Interestingly, though perhaps not unexpectedly, the research also discovered quite a stark contrast in attitudes between those non-learners who identified as Cornish and those who did not. The latter group was much more hostile to official support for the language or its introduction into schools and expressed far less desire to learn it. Given the current high level of population growth and in-migration being encouraged by local and central government, the attitudes of in-migrants is set to be the key for the future of the Cornish language.
In the war of the five nations in the 1640s we last saw the Cornish army triumphant at the Battle of Stamford Hill at Stratton. Filled with enthusiasm, the army of 3,000 foot soldiers and 800 horsemen, led by Sir Ralph Hopton, advanced across the Tamar. They made contact with the Royalist army of Prince Maurice at Chard in early June, adding another 1,000 troops but a greater number – 1,500 – of cavalry.
By early July, the Royalist army had reached Bath, where it confronted Sir William Waller’s Parliamentarian force. The Parliamentarians established themselves at Lansdown, a high plateau north of the city and dug in. Though outnumbered by the Royalists, they held the commanding position, defended by earthworks and cannon.
On July 5th the two armies were glowering at each other across an intervening valley. Waller rather impetuously decided to send half his cavalry to attack. They were repulsed by the Cornish army, which then began to advance cautiously across the lower ground towards the Parliamentarian positions on the hill. ‘Believing no man their equal’, the Cornish force, led by Bevil Grenville, repeated the feat of Stratton, fighting their way up the hill in the face of considerable resistance. Around 200 foot soldiers were killed and another 300 wounded before they finally gained the crest.
Once there they held, with pikemen fighting off five separate charges of Parliamentarian cavalry determined to dislodge them. Finally, Waller’s army abandoned the field to the Royalists. However, in the Parliamentarian counter-attacks, Bevil Grenville was mortally wounded. While technically a victory, the losses sustained by the Cornish army, the death of their inspired leader and an unfortunate accident the following day when an ammunition cart blew up, blinding Hopton, made this victory a hollow one.
Pursuing the Royalists to Devizes in Wiltshire, Waller and his Parliamentarians were eventually soundly beaten at Roundway Down just outside the town on July 13th. The Royalist cavalry won the day, with the Cornish, penned up in Devizes, only involved later, when the Parliamentarians were already routed.
The Cornish army then advanced to Bristol, where they joined a far bigger force led by Prince Rupert.
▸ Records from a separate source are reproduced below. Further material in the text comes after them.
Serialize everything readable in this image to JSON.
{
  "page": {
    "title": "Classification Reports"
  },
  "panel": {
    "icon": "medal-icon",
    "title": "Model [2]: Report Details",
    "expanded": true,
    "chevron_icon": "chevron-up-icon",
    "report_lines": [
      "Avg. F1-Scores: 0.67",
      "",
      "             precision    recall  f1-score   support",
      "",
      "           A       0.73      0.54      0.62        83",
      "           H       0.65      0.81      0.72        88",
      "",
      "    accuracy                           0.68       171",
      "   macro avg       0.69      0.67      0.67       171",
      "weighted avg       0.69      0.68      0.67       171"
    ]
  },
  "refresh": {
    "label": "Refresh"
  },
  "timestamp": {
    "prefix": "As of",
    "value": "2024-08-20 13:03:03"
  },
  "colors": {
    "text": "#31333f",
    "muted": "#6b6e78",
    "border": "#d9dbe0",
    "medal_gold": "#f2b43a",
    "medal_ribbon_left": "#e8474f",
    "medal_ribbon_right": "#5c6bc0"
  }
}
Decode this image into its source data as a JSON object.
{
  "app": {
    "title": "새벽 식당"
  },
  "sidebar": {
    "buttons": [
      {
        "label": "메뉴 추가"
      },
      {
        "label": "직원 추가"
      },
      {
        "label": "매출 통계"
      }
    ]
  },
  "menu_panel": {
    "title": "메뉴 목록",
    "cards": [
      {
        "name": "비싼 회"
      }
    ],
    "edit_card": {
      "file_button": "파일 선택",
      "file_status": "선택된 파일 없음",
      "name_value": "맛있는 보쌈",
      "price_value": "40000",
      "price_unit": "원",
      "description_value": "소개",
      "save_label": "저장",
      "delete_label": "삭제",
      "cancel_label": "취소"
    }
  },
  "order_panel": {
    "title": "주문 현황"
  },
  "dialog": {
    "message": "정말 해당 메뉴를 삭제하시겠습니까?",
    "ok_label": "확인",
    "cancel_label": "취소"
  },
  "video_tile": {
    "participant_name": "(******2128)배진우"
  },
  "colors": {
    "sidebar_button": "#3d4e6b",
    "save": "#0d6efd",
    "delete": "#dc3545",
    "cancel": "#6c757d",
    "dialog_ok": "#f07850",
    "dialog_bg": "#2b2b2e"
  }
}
Well outnumbering the city’s defenders, the Royalist leaders debated whether to invest it and starve it into submission or storm the city walls. The decision was made not to wait. This reckless choice has been blamed on the impatience of Prince Rupert. However, the Cornish foot soldiers were equally eager to attack, pre-empting the assault on July 26th by going into action before the signal came.
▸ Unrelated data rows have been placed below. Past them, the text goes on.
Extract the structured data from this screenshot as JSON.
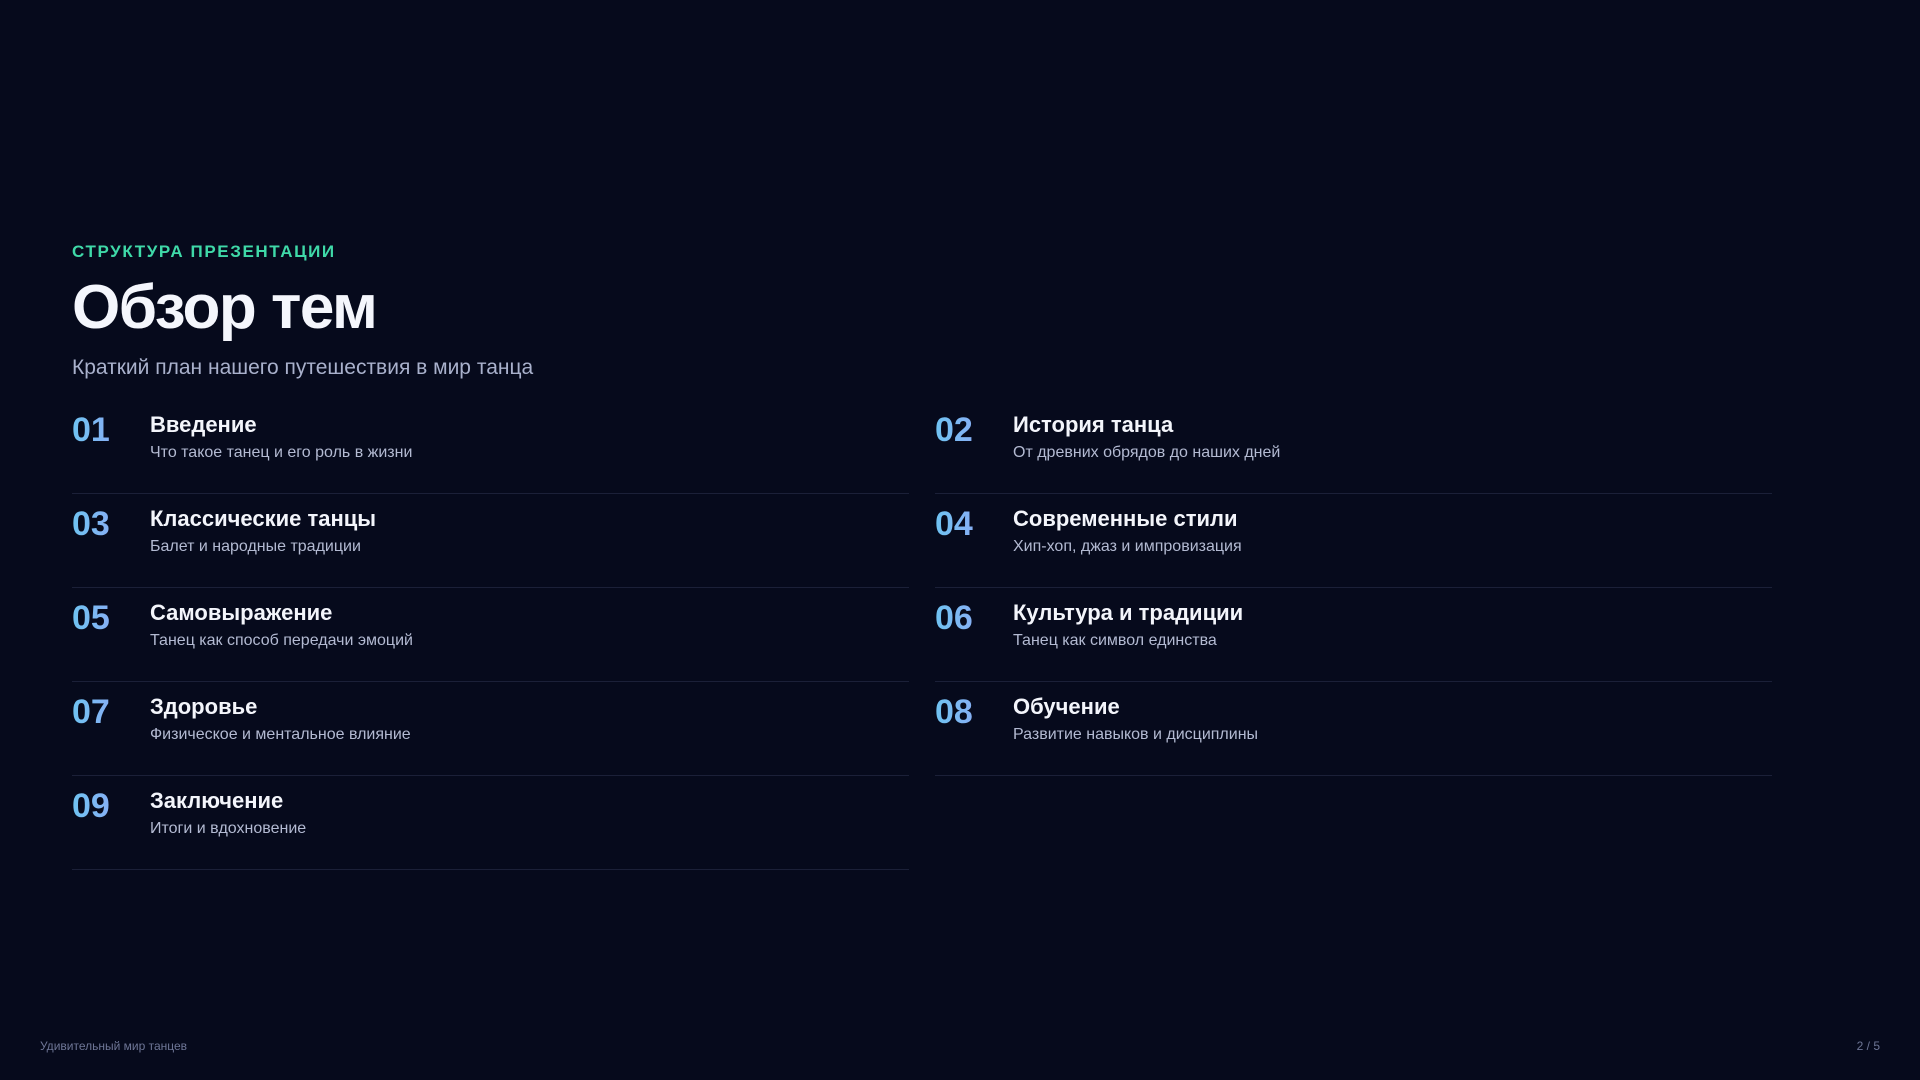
{
  "header": {
    "eyebrow": "СТРУКТУРА ПРЕЗЕНТАЦИИ",
    "title": "Обзор тем",
    "subtitle": "Краткий план нашего путешествия в мир танца"
  },
  "topics": [
    {
      "number": "01",
      "title": "Введение",
      "description": "Что такое танец и его роль в жизни"
    },
    {
      "number": "02",
      "title": "История танца",
      "description": "От древних обрядов до наших дней"
    },
    {
      "number": "03",
      "title": "Классические танцы",
      "description": "Балет и народные традиции"
    },
    {
      "number": "04",
      "title": "Современные стили",
      "description": "Хип-хоп, джаз и импровизация"
    },
    {
      "number": "05",
      "title": "Самовыражение",
      "description": "Танец как способ передачи эмоций"
    },
    {
      "number": "06",
      "title": "Культура и традиции",
      "description": "Танец как символ единства"
    },
    {
      "number": "07",
      "title": "Здоровье",
      "description": "Физическое и ментальное влияние"
    },
    {
      "number": "08",
      "title": "Обучение",
      "description": "Развитие навыков и дисциплины"
    },
    {
      "number": "09",
      "title": "Заключение",
      "description": "Итоги и вдохновение"
    }
  ],
  "footer": {
    "presentation_name": "Удивительный мир танцев",
    "page_indicator": "2 / 5"
  },
  "colors": {
    "background": "#060a1c",
    "accent": "#3fd9a8",
    "number_gradient_start": "#6fc3f2",
    "number_gradient_end": "#9d9cf6"
  }
}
Exposed to heavy gunfire from the defenders, they were unable to cross the ditch and reach the walls at Temple Gate to the south of Bristol. Terrible losses ensued during the three hours during which repeated futile assaults were made. Another 300 Cornish soldiers were killed, including two of their leaders, Sir Nicholas Slanning and Colonel John Trevanion.
While Bristol eventually fell to the Royalists that same day, for the Cornish enough was enough. Having sustained major losses at Lansdown and Bristol the Cornish became mutinous and refused to advance further east. They were detached and sent back west to deal with the isolated Parliamentarian towns holding out in Devon and Dorset. Effectively, this was the end of the Cornish army as a coherent fighting unit.
Gone the four wheels of Charles’ wain,
Grenville, Godolphin, Trevanion, Slanning slain’